LISTED ENTRIES Start Marker

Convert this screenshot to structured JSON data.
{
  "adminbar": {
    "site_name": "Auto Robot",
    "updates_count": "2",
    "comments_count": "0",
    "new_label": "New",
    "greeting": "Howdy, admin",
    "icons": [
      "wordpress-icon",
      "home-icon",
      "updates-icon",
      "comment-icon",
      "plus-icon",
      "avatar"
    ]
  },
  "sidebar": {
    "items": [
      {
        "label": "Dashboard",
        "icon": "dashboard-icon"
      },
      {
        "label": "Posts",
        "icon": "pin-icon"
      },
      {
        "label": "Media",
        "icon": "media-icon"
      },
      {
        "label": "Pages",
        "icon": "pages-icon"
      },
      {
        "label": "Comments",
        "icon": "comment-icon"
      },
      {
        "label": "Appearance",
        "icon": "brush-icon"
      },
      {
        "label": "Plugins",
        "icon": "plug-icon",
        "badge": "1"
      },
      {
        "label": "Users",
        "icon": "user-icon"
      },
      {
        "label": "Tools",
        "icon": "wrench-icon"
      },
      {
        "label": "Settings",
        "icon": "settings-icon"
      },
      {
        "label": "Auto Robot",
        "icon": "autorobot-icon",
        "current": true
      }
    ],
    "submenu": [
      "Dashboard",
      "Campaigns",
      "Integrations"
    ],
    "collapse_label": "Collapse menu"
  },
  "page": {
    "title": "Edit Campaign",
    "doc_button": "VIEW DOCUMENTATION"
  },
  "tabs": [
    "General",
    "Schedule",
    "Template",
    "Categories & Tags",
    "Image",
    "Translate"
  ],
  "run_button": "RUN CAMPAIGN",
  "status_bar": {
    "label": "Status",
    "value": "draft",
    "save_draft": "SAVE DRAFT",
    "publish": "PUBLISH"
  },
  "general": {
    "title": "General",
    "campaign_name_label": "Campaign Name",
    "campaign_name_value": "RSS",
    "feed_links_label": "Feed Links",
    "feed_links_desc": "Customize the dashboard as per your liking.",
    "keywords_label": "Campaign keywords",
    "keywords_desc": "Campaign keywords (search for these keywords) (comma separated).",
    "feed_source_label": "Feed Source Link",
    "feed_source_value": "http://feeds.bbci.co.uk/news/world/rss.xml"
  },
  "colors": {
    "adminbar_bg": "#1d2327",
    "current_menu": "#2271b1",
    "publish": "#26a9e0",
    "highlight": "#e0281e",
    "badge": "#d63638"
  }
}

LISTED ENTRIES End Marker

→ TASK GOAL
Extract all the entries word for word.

→ FINISHED EXERCISE
Convert this screenshot to structured JSON data.
{
  "adminbar": {
    "site_name": "Auto Robot",
    "updates_count": "2",
    "comments_count": "0",
    "new_label": "New",
    "greeting": "Howdy, admin",
    "icons": [
      "wordpress-icon",
      "home-icon",
      "updates-icon",
      "comment-icon",
      "plus-icon",
      "avatar"
    ]
  },
  "sidebar": {
    "items": [
      {
        "label": "Dashboard",
        "icon": "dashboard-icon"
      },
      {
        "label": "Posts",
        "icon": "pin-icon"
      },
      {
        "label": "Media",
        "icon": "media-icon"
      },
      {
        "label": "Pages",
        "icon": "pages-icon"
      },
      {
        "label": "Comments",
        "icon": "comment-icon"
      },
      {
        "label": "Appearance",
        "icon": "brush-icon"
      },
      {
        "label": "Plugins",
        "icon": "plug-icon",
        "badge": "1"
      },
      {
        "label": "Users",
        "icon": "user-icon"
      },
      {
        "label": "Tools",
        "icon": "wrench-icon"
      },
      {
        "label": "Settings",
        "icon": "settings-icon"
      },
      {
        "label": "Auto Robot",
        "icon": "autorobot-icon",
        "current": true
      }
    ],
    "submenu": [
      "Dashboard",
      "Campaigns",
      "Integrations"
    ],
    "collapse_label": "Collapse menu"
  },
  "page": {
    "title": "Edit Campaign",
    "doc_button": "VIEW DOCUMENTATION"
  },
  "tabs": [
    "General",
    "Schedule",
    "Template",
    "Categories & Tags",
    "Image",
    "Translate"
  ],
  "run_button": "RUN CAMPAIGN",
  "status_bar": {
    "label": "Status",
    "value": "draft",
    "save_draft": "SAVE DRAFT",
    "publish": "PUBLISH"
  },
  "general": {
    "title": "General",
    "campaign_name_label": "Campaign Name",
    "campaign_name_value": "RSS",
    "feed_links_label": "Feed Links",
    "feed_links_desc": "Customize the dashboard as per your liking.",
    "keywords_label": "Campaign keywords",
    "keywords_desc": "Campaign keywords (search for these keywords) (comma separated).",
    "feed_source_label": "Feed Source Link",
    "feed_source_value": "http://feeds.bbci.co.uk/news/world/rss.xml"
  },
  "colors": {
    "adminbar_bg": "#1d2327",
    "current_menu": "#2271b1",
    "publish": "#26a9e0",
    "highlight": "#e0281e",
    "badge": "#d63638"
  }
}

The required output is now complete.